SUPPLIED MATERIAL »

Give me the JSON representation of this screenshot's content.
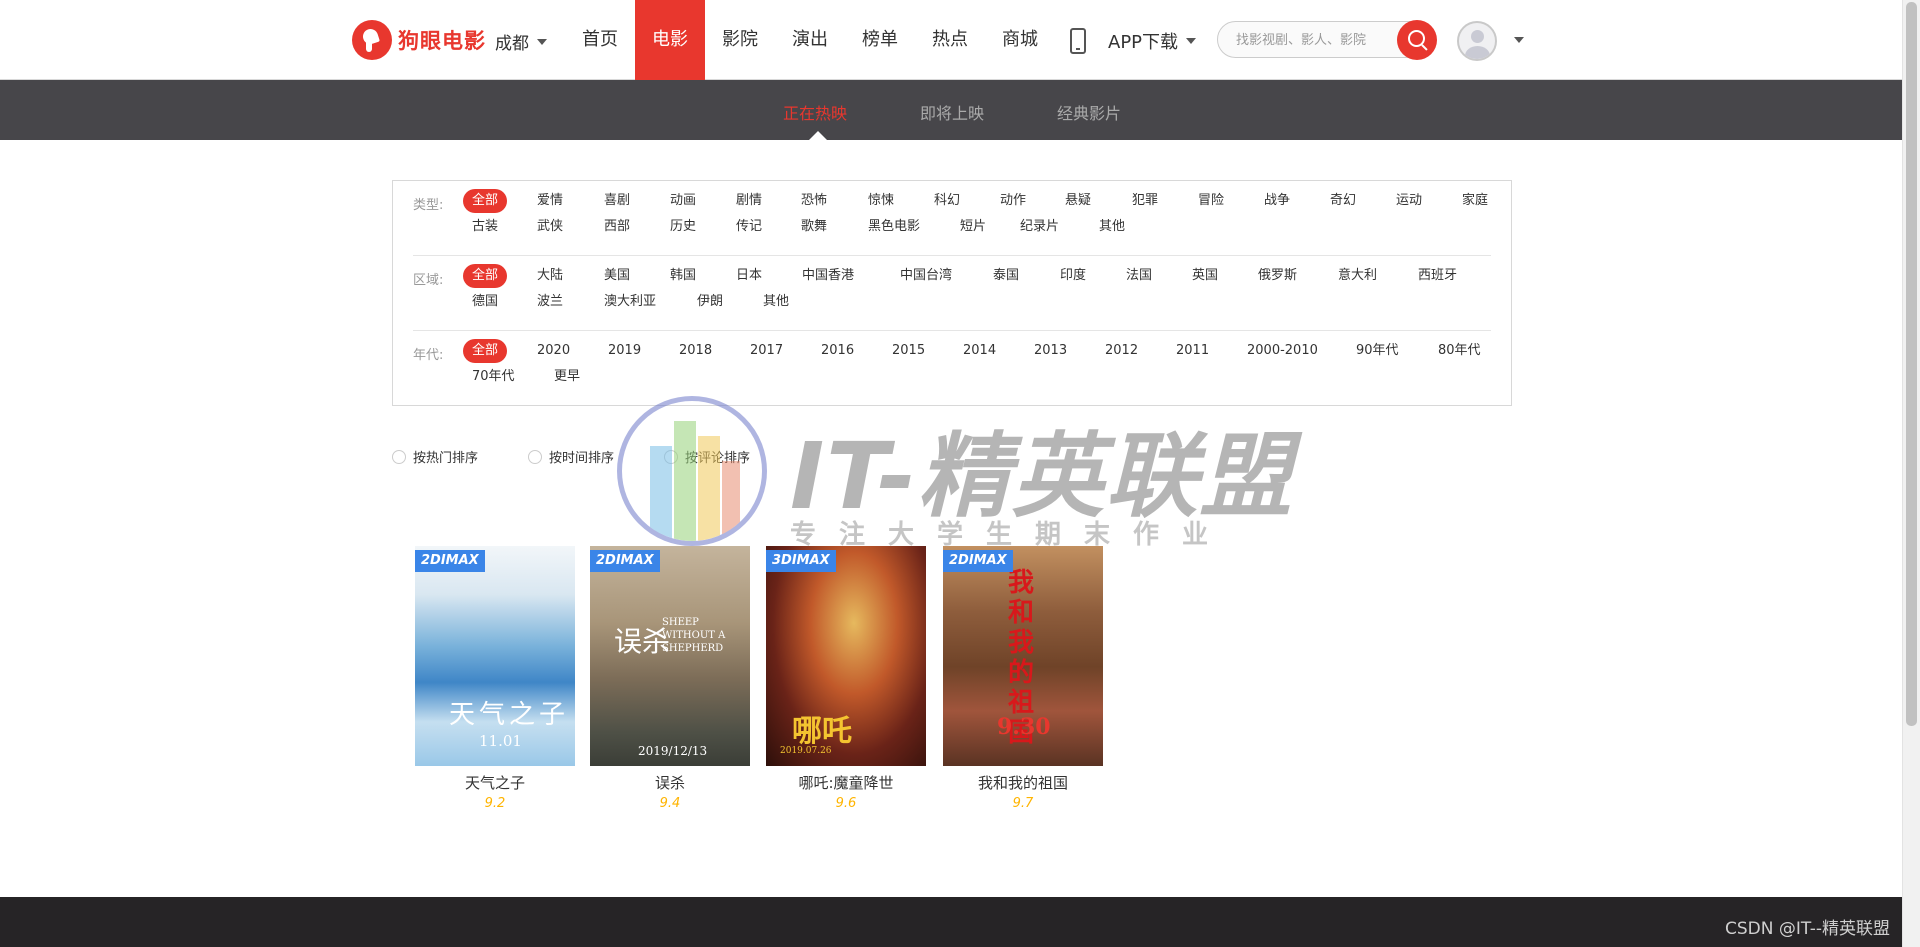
{
  "header": {
    "logo_text": "狗眼电影",
    "city": "成都",
    "nav": [
      {
        "label": "首页",
        "active": false
      },
      {
        "label": "电影",
        "active": true
      },
      {
        "label": "影院",
        "active": false
      },
      {
        "label": "演出",
        "active": false
      },
      {
        "label": "榜单",
        "active": false
      },
      {
        "label": "热点",
        "active": false
      },
      {
        "label": "商城",
        "active": false
      }
    ],
    "app_download": "APP下载",
    "search_placeholder": "找影视剧、影人、影院"
  },
  "subnav": {
    "tabs": [
      {
        "label": "正在热映",
        "active": true
      },
      {
        "label": "即将上映",
        "active": false
      },
      {
        "label": "经典影片",
        "active": false
      }
    ]
  },
  "filters": {
    "type": {
      "label": "类型:",
      "tags": [
        "全部",
        "爱情",
        "喜剧",
        "动画",
        "剧情",
        "恐怖",
        "惊悚",
        "科幻",
        "动作",
        "悬疑",
        "犯罪",
        "冒险",
        "战争",
        "奇幻",
        "运动",
        "家庭",
        "古装",
        "武侠",
        "西部",
        "历史",
        "传记",
        "歌舞",
        "黑色电影",
        "短片",
        "纪录片",
        "其他"
      ]
    },
    "region": {
      "label": "区域:",
      "tags": [
        "全部",
        "大陆",
        "美国",
        "韩国",
        "日本",
        "中国香港",
        "中国台湾",
        "泰国",
        "印度",
        "法国",
        "英国",
        "俄罗斯",
        "意大利",
        "西班牙",
        "德国",
        "波兰",
        "澳大利亚",
        "伊朗",
        "其他"
      ]
    },
    "year": {
      "label": "年代:",
      "tags": [
        "全部",
        "2020",
        "2019",
        "2018",
        "2017",
        "2016",
        "2015",
        "2014",
        "2013",
        "2012",
        "2011",
        "2000-2010",
        "90年代",
        "80年代",
        "70年代",
        "更早"
      ]
    }
  },
  "sort": [
    "按热门排序",
    "按时间排序",
    "按评论排序"
  ],
  "movies": [
    {
      "title": "天气之子",
      "score": "9.2",
      "badge": "2DIMAX",
      "poster_title": "天气之子",
      "poster_date": "11.01"
    },
    {
      "title": "误杀",
      "score": "9.4",
      "badge": "2DIMAX",
      "poster_title": "误杀",
      "poster_subtitle": "SHEEP WITHOUT A SHEPHERD",
      "poster_date": "2019/12/13"
    },
    {
      "title": "哪吒:魔童降世",
      "score": "9.6",
      "badge": "3DIMAX",
      "poster_title": "哪吒",
      "poster_date": "2019.07.26"
    },
    {
      "title": "我和我的祖国",
      "score": "9.7",
      "badge": "2DIMAX",
      "poster_title": "我和我的祖国",
      "poster_date": "9.30"
    }
  ],
  "watermark": {
    "title": "IT-精英联盟",
    "subtitle": "专注大学生期末作业"
  },
  "footer": {
    "credit": "CSDN @IT--精英联盟"
  },
  "colors": {
    "brand": "#e8372e",
    "subnav_bg": "#47464a",
    "footer_bg": "#262426",
    "score": "#ffb400",
    "badge": "#3a85e8"
  }
}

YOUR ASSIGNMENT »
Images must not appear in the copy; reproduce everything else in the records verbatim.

COMPLETED EXERCISE »
Give me the JSON representation of this screenshot's content.
{
  "header": {
    "logo_text": "狗眼电影",
    "city": "成都",
    "nav": [
      {
        "label": "首页",
        "active": false
      },
      {
        "label": "电影",
        "active": true
      },
      {
        "label": "影院",
        "active": false
      },
      {
        "label": "演出",
        "active": false
      },
      {
        "label": "榜单",
        "active": false
      },
      {
        "label": "热点",
        "active": false
      },
      {
        "label": "商城",
        "active": false
      }
    ],
    "app_download": "APP下载",
    "search_placeholder": "找影视剧、影人、影院"
  },
  "subnav": {
    "tabs": [
      {
        "label": "正在热映",
        "active": true
      },
      {
        "label": "即将上映",
        "active": false
      },
      {
        "label": "经典影片",
        "active": false
      }
    ]
  },
  "filters": {
    "type": {
      "label": "类型:",
      "tags": [
        "全部",
        "爱情",
        "喜剧",
        "动画",
        "剧情",
        "恐怖",
        "惊悚",
        "科幻",
        "动作",
        "悬疑",
        "犯罪",
        "冒险",
        "战争",
        "奇幻",
        "运动",
        "家庭",
        "古装",
        "武侠",
        "西部",
        "历史",
        "传记",
        "歌舞",
        "黑色电影",
        "短片",
        "纪录片",
        "其他"
      ]
    },
    "region": {
      "label": "区域:",
      "tags": [
        "全部",
        "大陆",
        "美国",
        "韩国",
        "日本",
        "中国香港",
        "中国台湾",
        "泰国",
        "印度",
        "法国",
        "英国",
        "俄罗斯",
        "意大利",
        "西班牙",
        "德国",
        "波兰",
        "澳大利亚",
        "伊朗",
        "其他"
      ]
    },
    "year": {
      "label": "年代:",
      "tags": [
        "全部",
        "2020",
        "2019",
        "2018",
        "2017",
        "2016",
        "2015",
        "2014",
        "2013",
        "2012",
        "2011",
        "2000-2010",
        "90年代",
        "80年代",
        "70年代",
        "更早"
      ]
    }
  },
  "sort": [
    "按热门排序",
    "按时间排序",
    "按评论排序"
  ],
  "movies": [
    {
      "title": "天气之子",
      "score": "9.2",
      "badge": "2DIMAX",
      "poster_title": "天气之子",
      "poster_date": "11.01"
    },
    {
      "title": "误杀",
      "score": "9.4",
      "badge": "2DIMAX",
      "poster_title": "误杀",
      "poster_subtitle": "SHEEP WITHOUT A SHEPHERD",
      "poster_date": "2019/12/13"
    },
    {
      "title": "哪吒:魔童降世",
      "score": "9.6",
      "badge": "3DIMAX",
      "poster_title": "哪吒",
      "poster_date": "2019.07.26"
    },
    {
      "title": "我和我的祖国",
      "score": "9.7",
      "badge": "2DIMAX",
      "poster_title": "我和我的祖国",
      "poster_date": "9.30"
    }
  ],
  "watermark": {
    "title": "IT-精英联盟",
    "subtitle": "专注大学生期末作业"
  },
  "footer": {
    "credit": "CSDN @IT--精英联盟"
  },
  "colors": {
    "brand": "#e8372e",
    "subnav_bg": "#47464a",
    "footer_bg": "#262426",
    "score": "#ffb400",
    "badge": "#3a85e8"
  }
}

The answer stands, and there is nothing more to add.